Meet the challah-tinkering yeast scientist who’s helping pandemic bread bakers get a good rise
Few people have any great solutions for this difficult moment in human history, but Sudeep Agarwala is one of them.
As a yeast scientist, Agarwala spends much of his time thinking about the single-celled fungi that allow bread to rise. So when he learned that home bakers had bought out the world’s supply of active-dry yeast as they prepared for weeks of quarantine baking, he knew just how to help.
On Sunday morning, he published a Twitter thread explaining how to use dried fruit and other household ingredients to make a sourdough starter without any grocery-store yeast. That thread has been shared more than 25,000 times and already inspired multiple kitchen experiments.
But Agarwala isn’t just a yeast geneticist laboring in the labs of Gingko Bioworks, a Boston biotech firm that is shifting its focus now to tackle the coronavirus. Raised Hindu in the Chicago area, he’s also a devoted challah baker who began applying his yeast know-how to Jewish food when he met his husband, a British Jewish classics professor at Harvard University. (They’ll be sharing a Zoom Passover seder this year with his family in London.)

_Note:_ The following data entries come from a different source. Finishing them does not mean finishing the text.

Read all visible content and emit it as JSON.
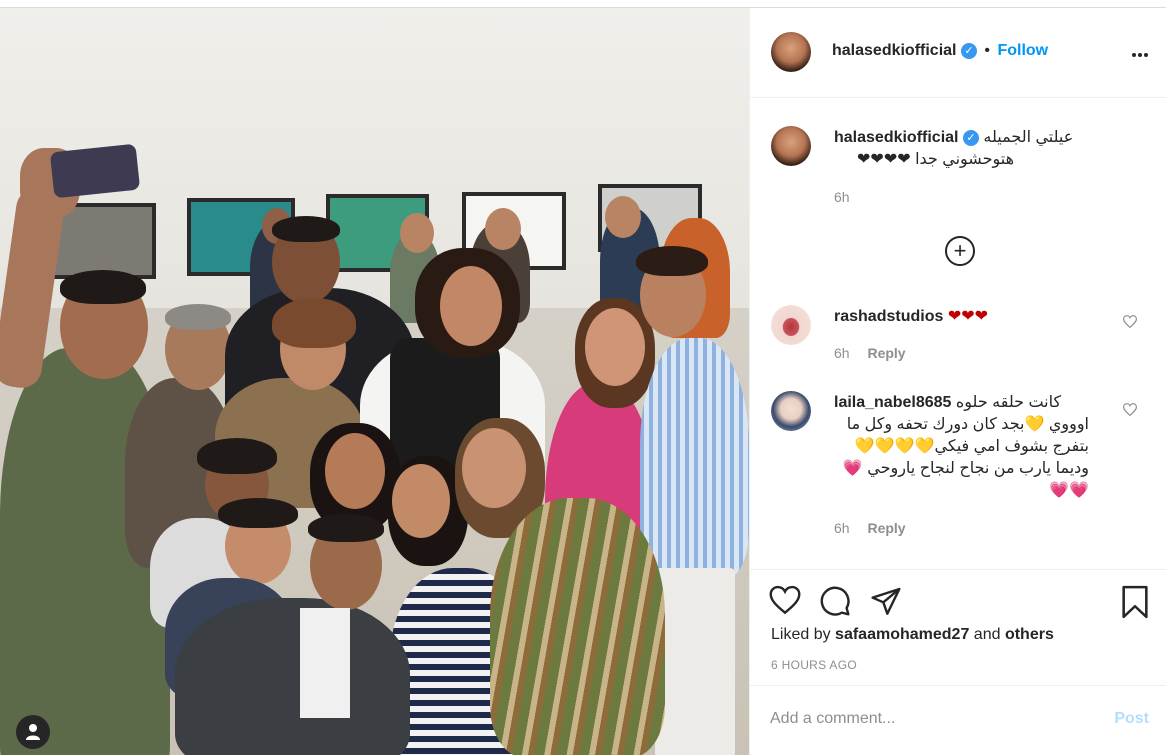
{
  "post": {
    "author": "halasedkiofficial",
    "follow_label": "Follow",
    "separator": "•",
    "more_label": "•••",
    "verified_symbol": "✓"
  },
  "caption": {
    "author": "halasedkiofficial",
    "line1": "عيلتي الجميله",
    "line2": "هتوحشوني جدا ❤❤❤❤",
    "time": "6h"
  },
  "load_more_symbol": "+",
  "comments": [
    {
      "author": "rashadstudios",
      "text": "❤❤❤",
      "time": "6h",
      "reply": "Reply"
    },
    {
      "author": "laila_nabel8685",
      "line1": "كانت حلقه حلوه",
      "line2": "اوووي 💛بجد كان دورك تحفه وكل ما",
      "line3": "بتفرج بشوف امي فيكي💛💛💛💛",
      "line4": "وديما يارب من نجاح لنجاح ياروحي 💗",
      "line5": "💗💗",
      "time": "6h",
      "reply": "Reply"
    }
  ],
  "liked_by": {
    "prefix": "Liked by",
    "user": "safaamohamed27",
    "and": "and",
    "others": "others"
  },
  "timestamp": "6 HOURS AGO",
  "add_comment": {
    "placeholder": "Add a comment...",
    "post_label": "Post"
  },
  "icons": {
    "like": "heart-icon",
    "comment": "comment-icon",
    "share": "send-icon",
    "save": "bookmark-icon",
    "user_tag": "user-tag-icon"
  },
  "colors": {
    "accent": "#0095f6",
    "verified": "#3897f0",
    "heart": "#c00000",
    "muted": "#8e8e8e",
    "post_disabled": "#b2dffc"
  }
}
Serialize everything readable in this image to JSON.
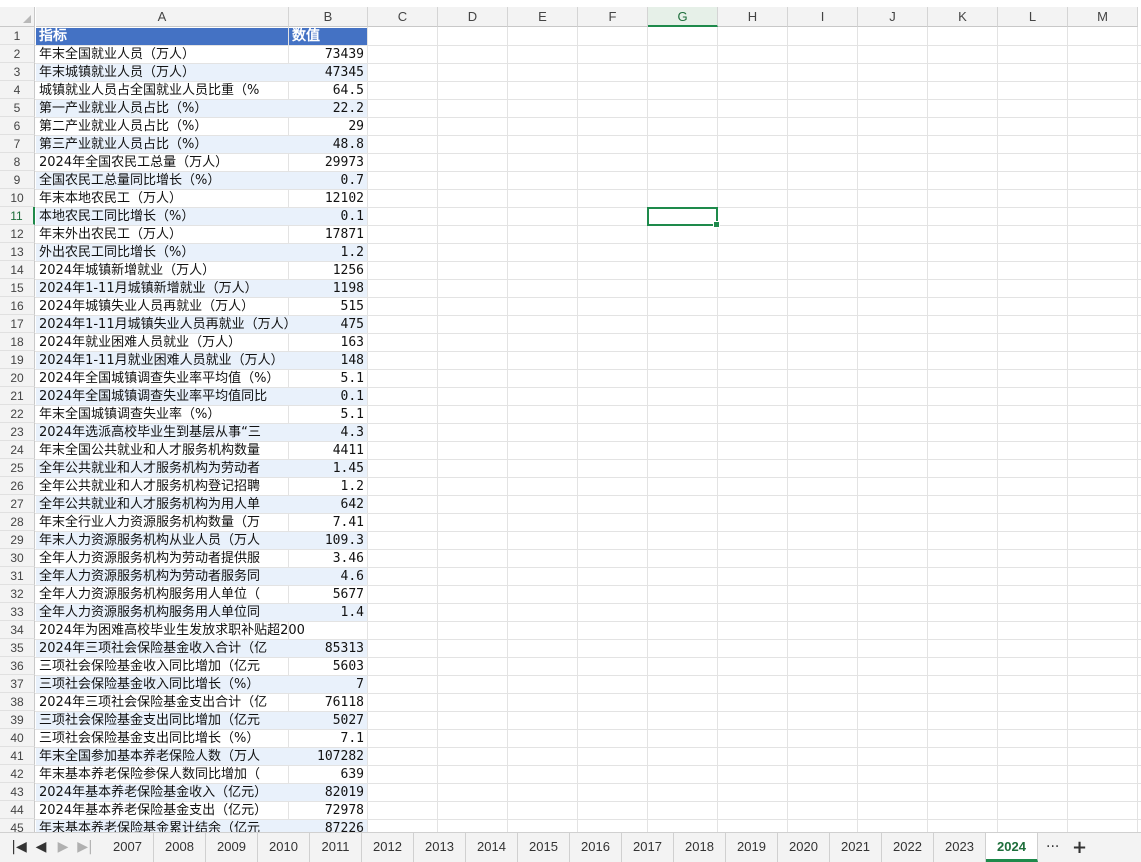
{
  "columns": [
    "A",
    "B",
    "C",
    "D",
    "E",
    "F",
    "G",
    "H",
    "I",
    "J",
    "K",
    "L",
    "M"
  ],
  "selected_column": "G",
  "selected_row": "11",
  "header": {
    "a": "指标",
    "b": "数值"
  },
  "rows": [
    {
      "n": "2",
      "a": "年末全国就业人员（万人）",
      "b": "73439"
    },
    {
      "n": "3",
      "a": "年末城镇就业人员（万人）",
      "b": "47345"
    },
    {
      "n": "4",
      "a": "城镇就业人员占全国就业人员比重（%",
      "b": "64.5"
    },
    {
      "n": "5",
      "a": "第一产业就业人员占比（%）",
      "b": "22.2"
    },
    {
      "n": "6",
      "a": "第二产业就业人员占比（%）",
      "b": "29"
    },
    {
      "n": "7",
      "a": "第三产业就业人员占比（%）",
      "b": "48.8"
    },
    {
      "n": "8",
      "a": "2024年全国农民工总量（万人）",
      "b": "29973"
    },
    {
      "n": "9",
      "a": "全国农民工总量同比增长（%）",
      "b": "0.7"
    },
    {
      "n": "10",
      "a": "年末本地农民工（万人）",
      "b": "12102"
    },
    {
      "n": "11",
      "a": "本地农民工同比增长（%）",
      "b": "0.1"
    },
    {
      "n": "12",
      "a": "年末外出农民工（万人）",
      "b": "17871"
    },
    {
      "n": "13",
      "a": "外出农民工同比增长（%）",
      "b": "1.2"
    },
    {
      "n": "14",
      "a": "2024年城镇新增就业（万人）",
      "b": "1256"
    },
    {
      "n": "15",
      "a": "2024年1-11月城镇新增就业（万人）",
      "b": "1198"
    },
    {
      "n": "16",
      "a": "2024年城镇失业人员再就业（万人）",
      "b": "515"
    },
    {
      "n": "17",
      "a": "2024年1-11月城镇失业人员再就业（万人）",
      "b": "475"
    },
    {
      "n": "18",
      "a": "2024年就业困难人员就业（万人）",
      "b": "163"
    },
    {
      "n": "19",
      "a": "2024年1-11月就业困难人员就业（万人）",
      "b": "148"
    },
    {
      "n": "20",
      "a": "2024年全国城镇调查失业率平均值（%）",
      "b": "5.1"
    },
    {
      "n": "21",
      "a": "2024年全国城镇调查失业率平均值同比",
      "b": "0.1"
    },
    {
      "n": "22",
      "a": "年末全国城镇调查失业率（%）",
      "b": "5.1"
    },
    {
      "n": "23",
      "a": "2024年选派高校毕业生到基层从事“三",
      "b": "4.3"
    },
    {
      "n": "24",
      "a": "年末全国公共就业和人才服务机构数量",
      "b": "4411"
    },
    {
      "n": "25",
      "a": "全年公共就业和人才服务机构为劳动者",
      "b": "1.45"
    },
    {
      "n": "26",
      "a": "全年公共就业和人才服务机构登记招聘",
      "b": "1.2"
    },
    {
      "n": "27",
      "a": "全年公共就业和人才服务机构为用人单",
      "b": "642"
    },
    {
      "n": "28",
      "a": "年末全行业人力资源服务机构数量（万",
      "b": "7.41"
    },
    {
      "n": "29",
      "a": "年末人力资源服务机构从业人员（万人",
      "b": "109.3"
    },
    {
      "n": "30",
      "a": "全年人力资源服务机构为劳动者提供服",
      "b": "3.46"
    },
    {
      "n": "31",
      "a": "全年人力资源服务机构为劳动者服务同",
      "b": "4.6"
    },
    {
      "n": "32",
      "a": "全年人力资源服务机构服务用人单位（",
      "b": "5677"
    },
    {
      "n": "33",
      "a": "全年人力资源服务机构服务用人单位同",
      "b": "1.4"
    },
    {
      "n": "34",
      "a": "2024年为困难高校毕业生发放求职补贴超200",
      "b": ""
    },
    {
      "n": "35",
      "a": "2024年三项社会保险基金收入合计（亿",
      "b": "85313"
    },
    {
      "n": "36",
      "a": "三项社会保险基金收入同比增加（亿元",
      "b": "5603"
    },
    {
      "n": "37",
      "a": "三项社会保险基金收入同比增长（%）",
      "b": "7"
    },
    {
      "n": "38",
      "a": "2024年三项社会保险基金支出合计（亿",
      "b": "76118"
    },
    {
      "n": "39",
      "a": "三项社会保险基金支出同比增加（亿元",
      "b": "5027"
    },
    {
      "n": "40",
      "a": "三项社会保险基金支出同比增长（%）",
      "b": "7.1"
    },
    {
      "n": "41",
      "a": "年末全国参加基本养老保险人数（万人",
      "b": "107282"
    },
    {
      "n": "42",
      "a": "年末基本养老保险参保人数同比增加（",
      "b": "639"
    },
    {
      "n": "43",
      "a": "2024年基本养老保险基金收入（亿元）",
      "b": "82019"
    },
    {
      "n": "44",
      "a": "2024年基本养老保险基金支出（亿元）",
      "b": "72978"
    },
    {
      "n": "45",
      "a": "年末基本养老保险基金累计结余（亿元",
      "b": "87226"
    }
  ],
  "sheet_tabs": [
    "2007",
    "2008",
    "2009",
    "2010",
    "2011",
    "2012",
    "2013",
    "2014",
    "2015",
    "2016",
    "2017",
    "2018",
    "2019",
    "2020",
    "2021",
    "2022",
    "2023",
    "2024"
  ],
  "active_tab": "2024",
  "icons": {
    "first": "first-sheet-icon",
    "prev": "prev-sheet-icon",
    "next": "next-sheet-icon",
    "last": "last-sheet-icon",
    "more": "more-sheets-icon",
    "add": "add-sheet-icon"
  },
  "colors": {
    "header_fill": "#4472c4",
    "band_fill": "#e9f1fb",
    "accent": "#1e8a4b"
  },
  "glyphs": {
    "first": "|◀",
    "prev": "◀",
    "next": "▶",
    "last": "▶|",
    "more": "···",
    "add": "+"
  }
}
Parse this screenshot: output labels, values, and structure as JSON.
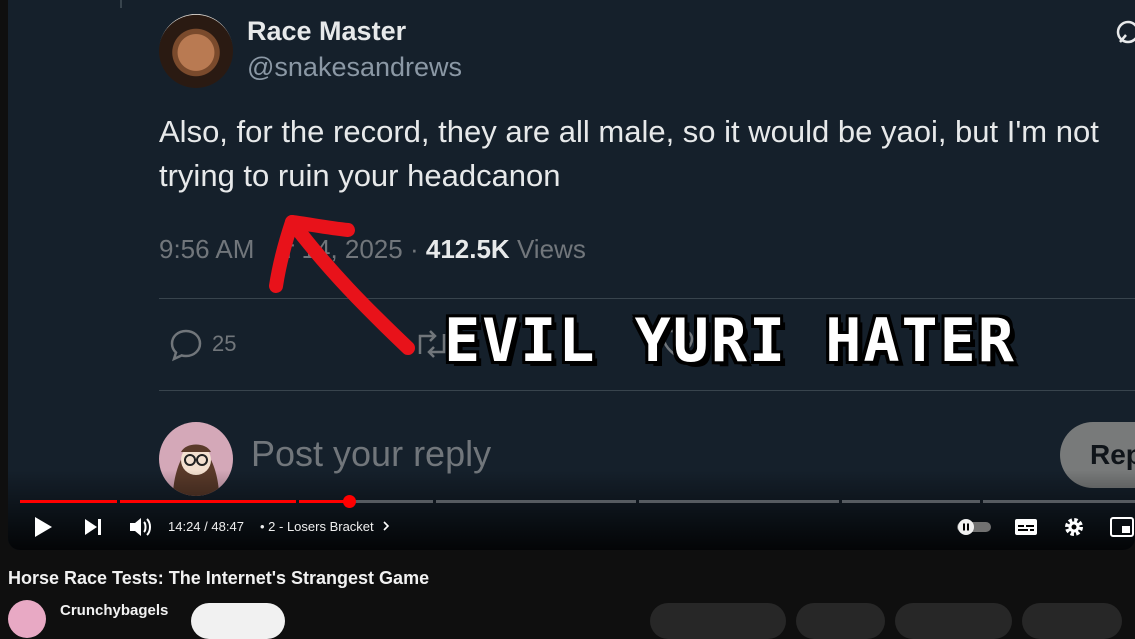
{
  "tweet": {
    "display_name": "Race Master",
    "handle": "@snakesandrews",
    "text": "Also, for the record, they are all male, so it would be yaoi, but I'm not trying to ruin your headcanon",
    "time": "9:56 AM",
    "date_partial": "r 14, 2025 ·",
    "views_count": "412.5K",
    "views_label": "Views",
    "reply_count": "25",
    "like_count": "",
    "views_partial": "7"
  },
  "reply_box": {
    "placeholder": "Post your reply",
    "button_label": "Rep"
  },
  "overlay": {
    "caption": "EVIL YURI HATER",
    "arrow_color": "#e8121a"
  },
  "player": {
    "progress_fraction": 0.295,
    "time_current": "14:24",
    "time_separator": "/",
    "time_total": "48:47",
    "chapter_label": "• 2 - Losers Bracket",
    "accent_color": "#ff0000"
  },
  "video": {
    "title": "Horse Race Tests: The Internet's Strangest Game",
    "channel_name": "Crunchybagels"
  },
  "colors": {
    "tweet_bg": "#15202b",
    "page_bg": "#0f0f0f",
    "muted_text": "#71767b"
  }
}
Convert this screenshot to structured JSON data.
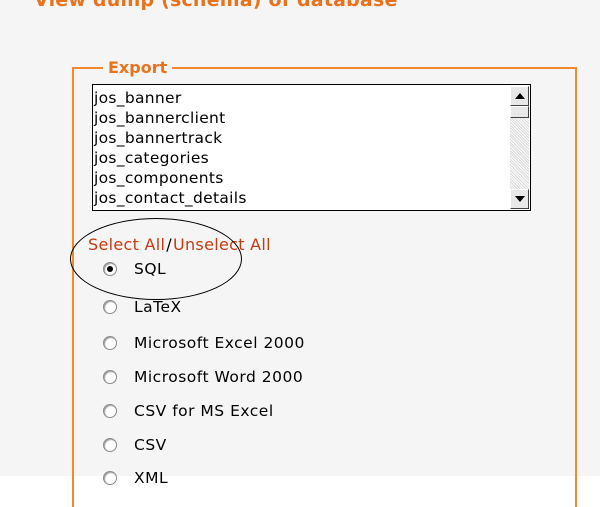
{
  "page": {
    "heading": "View dump (schema) of database"
  },
  "export": {
    "legend": "Export",
    "tables": [
      "jos_banner",
      "jos_bannerclient",
      "jos_bannertrack",
      "jos_categories",
      "jos_components",
      "jos_contact_details"
    ],
    "select_all": "Select All",
    "separator": "/",
    "unselect_all": "Unselect All",
    "formats": [
      {
        "label": "SQL",
        "selected": true
      },
      {
        "label": "LaTeX",
        "selected": false
      },
      {
        "label": "Microsoft Excel 2000",
        "selected": false
      },
      {
        "label": "Microsoft Word 2000",
        "selected": false
      },
      {
        "label": "CSV for MS Excel",
        "selected": false
      },
      {
        "label": "CSV",
        "selected": false
      },
      {
        "label": "XML",
        "selected": false
      }
    ]
  },
  "colors": {
    "accent_orange": "#e8731e",
    "link_red": "#c43b12",
    "border_orange": "#f28a2d"
  },
  "icons": {
    "scroll_up": "scroll-up-arrow-icon",
    "scroll_down": "scroll-down-arrow-icon",
    "radio": "radio-button-icon"
  }
}
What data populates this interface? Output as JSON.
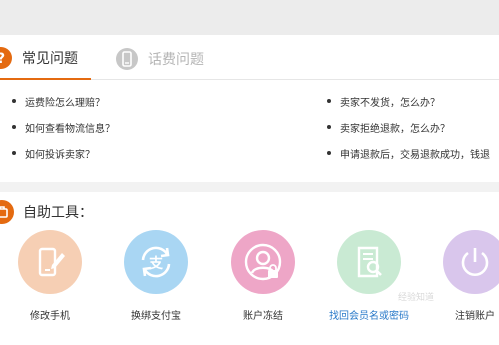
{
  "tabs": [
    {
      "label": "常见问题",
      "active": true
    },
    {
      "label": "话费问题",
      "active": false
    }
  ],
  "faq_left": [
    "运费险怎么理赔？",
    "如何查看物流信息？",
    "如何投诉卖家？"
  ],
  "faq_right": [
    "卖家不发货，怎么办？",
    "卖家拒绝退款，怎么办？",
    "申请退款后，交易退款成功，钱退"
  ],
  "tools_title": "自助工具：",
  "tools": [
    {
      "label": "修改手机",
      "icon": "phone-edit-icon",
      "color": "#f6cfb4"
    },
    {
      "label": "换绑支付宝",
      "icon": "alipay-exchange-icon",
      "color": "#a9d6f3"
    },
    {
      "label": "账户冻结",
      "icon": "user-lock-icon",
      "color": "#eea6c7"
    },
    {
      "label": "找回会员名或密码",
      "icon": "document-search-icon",
      "color": "#c9ead3",
      "highlight": true
    },
    {
      "label": "注销账户",
      "icon": "power-icon",
      "color": "#d9c6ec"
    }
  ],
  "watermark": "经验知道",
  "colors": {
    "accent": "#e46a10",
    "link": "#2a7ac9"
  }
}
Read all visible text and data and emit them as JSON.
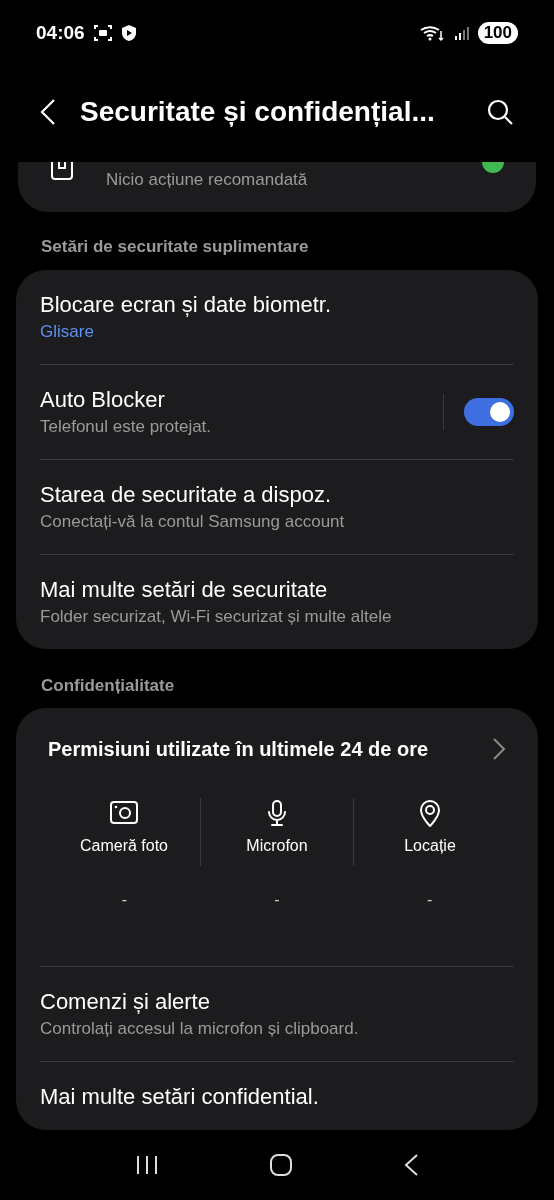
{
  "status_bar": {
    "time": "04:06",
    "battery": "100"
  },
  "header": {
    "title": "Securitate și confidențial..."
  },
  "top_card": {
    "subtitle": "Nicio acțiune recomandată"
  },
  "sections": [
    {
      "title": "Setări de securitate suplimentare",
      "items": [
        {
          "kind": "link",
          "title": "Blocare ecran și date biometr.",
          "subtitle": "Glisare"
        },
        {
          "kind": "switch",
          "title": "Auto Blocker",
          "subtitle": "Telefonul este protejat.",
          "on": true
        },
        {
          "kind": "plain",
          "title": "Starea de securitate a dispoz.",
          "subtitle": "Conectați-vă la contul Samsung account"
        },
        {
          "kind": "plain",
          "title": "Mai multe setări de securitate",
          "subtitle": "Folder securizat, Wi-Fi securizat și multe altele"
        }
      ]
    },
    {
      "title": "Confidențialitate",
      "permissions": {
        "title": "Permisiuni utilizate în ultimele 24 de ore",
        "items": [
          {
            "kind": "camera",
            "label": "Cameră foto",
            "value": "-"
          },
          {
            "kind": "mic",
            "label": "Microfon",
            "value": "-"
          },
          {
            "kind": "location",
            "label": "Locație",
            "value": "-"
          }
        ]
      },
      "items": [
        {
          "kind": "plain",
          "title": "Comenzi și alerte",
          "subtitle": "Controlați accesul la microfon și clipboard."
        },
        {
          "kind": "plain",
          "title": "Mai multe setări confidential."
        }
      ]
    }
  ]
}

Just two tweets before his thread, Agarwala had posted a snapshot of the latest loaves to emerge from their oven in Cambridge, Massachusetts: two picture-perfect braids — one with poppy seeds, the other with sesame — that would kick off Shabbat dinner for two.
We chatted with Agarwala about what inspired his thread, what he’s baking these days and how he’s approaching the yeast-free holiday of Passover. This interview has been edited for length and clarity.